I'm reading a truly amazing book right now called "Shantaram". In this book there's a section where a group of gangsters sit around and talk about suffering and happiness. In their discussion they come to the conclusion that true happiness is not possible without suffering. Because if you've never suffered you cannot fully recognize and appreciate happiness. They also conclude that true happiness is relative and that your mind can control much of it. That when you do find happiness it's important for you to find something else to struggle towards....because lottery winners and others who think they've found happiness and quit struggling and suffering end up locked in unhappiness.
I looked around the room and saw people who aspired to be VirginiaSlim and ended up being Jeremiah Bishop, Bryan Burns, Dave Fuentes, etc.
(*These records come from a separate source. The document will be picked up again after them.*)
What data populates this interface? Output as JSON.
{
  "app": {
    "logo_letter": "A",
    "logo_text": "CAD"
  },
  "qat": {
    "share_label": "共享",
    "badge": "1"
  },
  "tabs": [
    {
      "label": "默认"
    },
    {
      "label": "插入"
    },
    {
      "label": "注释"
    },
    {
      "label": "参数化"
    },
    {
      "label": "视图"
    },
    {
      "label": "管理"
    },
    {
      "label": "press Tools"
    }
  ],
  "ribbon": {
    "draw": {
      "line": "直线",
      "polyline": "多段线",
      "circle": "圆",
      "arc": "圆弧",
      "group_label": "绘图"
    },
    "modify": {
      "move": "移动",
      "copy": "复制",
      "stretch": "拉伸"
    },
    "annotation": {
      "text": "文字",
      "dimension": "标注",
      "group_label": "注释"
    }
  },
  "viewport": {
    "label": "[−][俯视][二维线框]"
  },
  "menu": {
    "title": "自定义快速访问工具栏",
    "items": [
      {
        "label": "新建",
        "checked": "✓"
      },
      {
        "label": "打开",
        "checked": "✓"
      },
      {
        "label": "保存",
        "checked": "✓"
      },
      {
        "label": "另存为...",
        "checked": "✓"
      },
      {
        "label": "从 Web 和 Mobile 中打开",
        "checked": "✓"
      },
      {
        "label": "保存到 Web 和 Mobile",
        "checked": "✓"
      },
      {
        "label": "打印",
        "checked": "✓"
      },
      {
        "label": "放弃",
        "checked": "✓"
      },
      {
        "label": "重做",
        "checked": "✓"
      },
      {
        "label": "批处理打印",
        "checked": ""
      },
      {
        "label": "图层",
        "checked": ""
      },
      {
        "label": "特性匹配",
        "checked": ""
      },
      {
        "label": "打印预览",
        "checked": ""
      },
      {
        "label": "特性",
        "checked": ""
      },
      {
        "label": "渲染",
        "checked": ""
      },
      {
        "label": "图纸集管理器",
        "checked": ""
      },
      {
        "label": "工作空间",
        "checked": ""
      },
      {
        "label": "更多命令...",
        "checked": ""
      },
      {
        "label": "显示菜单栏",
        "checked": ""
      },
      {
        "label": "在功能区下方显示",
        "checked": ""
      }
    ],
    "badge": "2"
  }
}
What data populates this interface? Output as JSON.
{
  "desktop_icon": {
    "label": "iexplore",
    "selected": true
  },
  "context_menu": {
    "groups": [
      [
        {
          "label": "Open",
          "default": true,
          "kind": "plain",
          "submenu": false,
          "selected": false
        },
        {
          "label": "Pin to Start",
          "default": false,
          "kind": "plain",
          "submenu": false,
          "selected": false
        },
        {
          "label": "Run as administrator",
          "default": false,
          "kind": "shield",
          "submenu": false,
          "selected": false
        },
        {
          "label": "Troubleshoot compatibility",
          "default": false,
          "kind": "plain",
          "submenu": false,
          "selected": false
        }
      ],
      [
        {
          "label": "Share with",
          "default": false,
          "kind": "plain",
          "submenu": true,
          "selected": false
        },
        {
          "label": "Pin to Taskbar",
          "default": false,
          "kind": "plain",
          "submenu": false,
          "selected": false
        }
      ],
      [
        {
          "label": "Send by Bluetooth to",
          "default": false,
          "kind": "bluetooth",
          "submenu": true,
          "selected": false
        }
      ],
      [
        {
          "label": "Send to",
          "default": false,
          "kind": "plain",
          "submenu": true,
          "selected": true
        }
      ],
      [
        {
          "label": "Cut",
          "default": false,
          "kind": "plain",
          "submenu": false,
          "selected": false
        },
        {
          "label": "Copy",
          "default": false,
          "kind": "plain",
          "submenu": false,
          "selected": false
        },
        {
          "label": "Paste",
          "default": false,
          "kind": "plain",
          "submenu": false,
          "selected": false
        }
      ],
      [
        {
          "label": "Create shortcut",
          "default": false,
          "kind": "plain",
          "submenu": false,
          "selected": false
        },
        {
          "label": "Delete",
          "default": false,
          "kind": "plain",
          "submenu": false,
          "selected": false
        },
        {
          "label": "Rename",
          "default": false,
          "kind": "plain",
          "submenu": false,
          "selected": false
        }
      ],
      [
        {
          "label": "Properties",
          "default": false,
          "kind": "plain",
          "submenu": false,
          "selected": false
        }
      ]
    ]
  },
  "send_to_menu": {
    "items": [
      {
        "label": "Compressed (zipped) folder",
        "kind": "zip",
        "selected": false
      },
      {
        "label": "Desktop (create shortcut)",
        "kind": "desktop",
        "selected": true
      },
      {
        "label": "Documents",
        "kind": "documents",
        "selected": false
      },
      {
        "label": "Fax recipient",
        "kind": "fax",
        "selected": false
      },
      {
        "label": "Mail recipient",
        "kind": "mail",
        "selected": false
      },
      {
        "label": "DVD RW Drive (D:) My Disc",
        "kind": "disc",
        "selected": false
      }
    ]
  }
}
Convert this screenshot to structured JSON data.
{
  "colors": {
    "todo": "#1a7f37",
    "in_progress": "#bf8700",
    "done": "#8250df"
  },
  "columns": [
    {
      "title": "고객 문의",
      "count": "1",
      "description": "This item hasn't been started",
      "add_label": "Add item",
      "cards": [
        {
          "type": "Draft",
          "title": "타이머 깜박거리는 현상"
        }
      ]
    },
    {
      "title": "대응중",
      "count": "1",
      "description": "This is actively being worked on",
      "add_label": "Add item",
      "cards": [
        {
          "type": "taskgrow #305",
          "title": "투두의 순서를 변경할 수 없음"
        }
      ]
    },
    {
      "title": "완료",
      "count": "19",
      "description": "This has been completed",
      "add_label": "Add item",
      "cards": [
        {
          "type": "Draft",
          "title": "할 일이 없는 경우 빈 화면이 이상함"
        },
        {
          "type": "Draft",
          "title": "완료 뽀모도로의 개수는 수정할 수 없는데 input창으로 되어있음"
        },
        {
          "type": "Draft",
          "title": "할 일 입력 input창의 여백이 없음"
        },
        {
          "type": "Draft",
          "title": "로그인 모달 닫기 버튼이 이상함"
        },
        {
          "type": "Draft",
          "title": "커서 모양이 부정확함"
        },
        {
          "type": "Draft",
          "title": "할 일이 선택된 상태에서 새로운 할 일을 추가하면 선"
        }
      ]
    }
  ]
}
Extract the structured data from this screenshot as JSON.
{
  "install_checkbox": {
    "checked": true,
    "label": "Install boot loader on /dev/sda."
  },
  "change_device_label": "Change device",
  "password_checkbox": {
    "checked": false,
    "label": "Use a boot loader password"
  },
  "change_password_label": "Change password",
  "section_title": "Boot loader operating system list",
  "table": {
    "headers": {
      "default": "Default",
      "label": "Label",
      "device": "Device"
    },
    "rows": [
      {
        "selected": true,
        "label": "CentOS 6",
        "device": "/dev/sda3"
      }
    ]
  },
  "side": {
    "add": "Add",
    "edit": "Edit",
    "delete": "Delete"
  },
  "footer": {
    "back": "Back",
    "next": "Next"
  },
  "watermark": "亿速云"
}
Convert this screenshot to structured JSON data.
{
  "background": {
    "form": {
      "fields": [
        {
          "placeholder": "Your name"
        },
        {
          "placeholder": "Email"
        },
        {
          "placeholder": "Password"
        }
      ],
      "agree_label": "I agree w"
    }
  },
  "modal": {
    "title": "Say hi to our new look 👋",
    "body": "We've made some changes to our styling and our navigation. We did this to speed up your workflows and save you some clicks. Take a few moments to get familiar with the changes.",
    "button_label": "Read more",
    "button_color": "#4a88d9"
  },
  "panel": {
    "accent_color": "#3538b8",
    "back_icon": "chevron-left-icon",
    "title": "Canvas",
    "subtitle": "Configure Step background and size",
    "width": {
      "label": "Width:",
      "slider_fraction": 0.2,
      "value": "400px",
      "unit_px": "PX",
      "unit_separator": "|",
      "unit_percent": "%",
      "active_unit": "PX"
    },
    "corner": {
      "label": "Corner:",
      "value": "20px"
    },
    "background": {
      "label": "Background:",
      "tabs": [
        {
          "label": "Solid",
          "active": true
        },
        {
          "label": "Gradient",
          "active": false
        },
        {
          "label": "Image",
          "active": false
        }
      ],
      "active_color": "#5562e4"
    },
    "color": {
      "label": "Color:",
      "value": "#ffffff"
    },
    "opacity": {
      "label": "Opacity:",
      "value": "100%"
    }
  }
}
Each of those guys have thousands of people who look up to them and don't see any difference between them and Joe. The same as people who run a 4hr marathon can't recognise the difference between Dmitry and myself. Yesterday I stared at Dombro and realized how happy I am. How running and cycling and the accomplishments I've earned in my lifetime have made me happy. Happy enough that I can't seem to really get excited about any sort of athletic goals. But I also saw excellence and realized how far I was from it. That makes me suffer a bit.
Now it's time to use that. My feet and lower legs seem to be adapting slowly to the orthotics. Soon it'll be time to start building. No, I can't be Joe or Dmitry....but I can be TerribleTerry....and I can still find out just how fast this 37 year old body can go. Just how much punishment I can take. If that gets me running a 16:40 5k or a 14:40 5k I need to find happiness in my pursuit. As those gangsters concluded...Suffering is the mirror image of happiness. The only way happiness exists is if suffering also exists. I can't wait to get my miles up and start suffering :-).
Funnest VirginiaSlim memory.....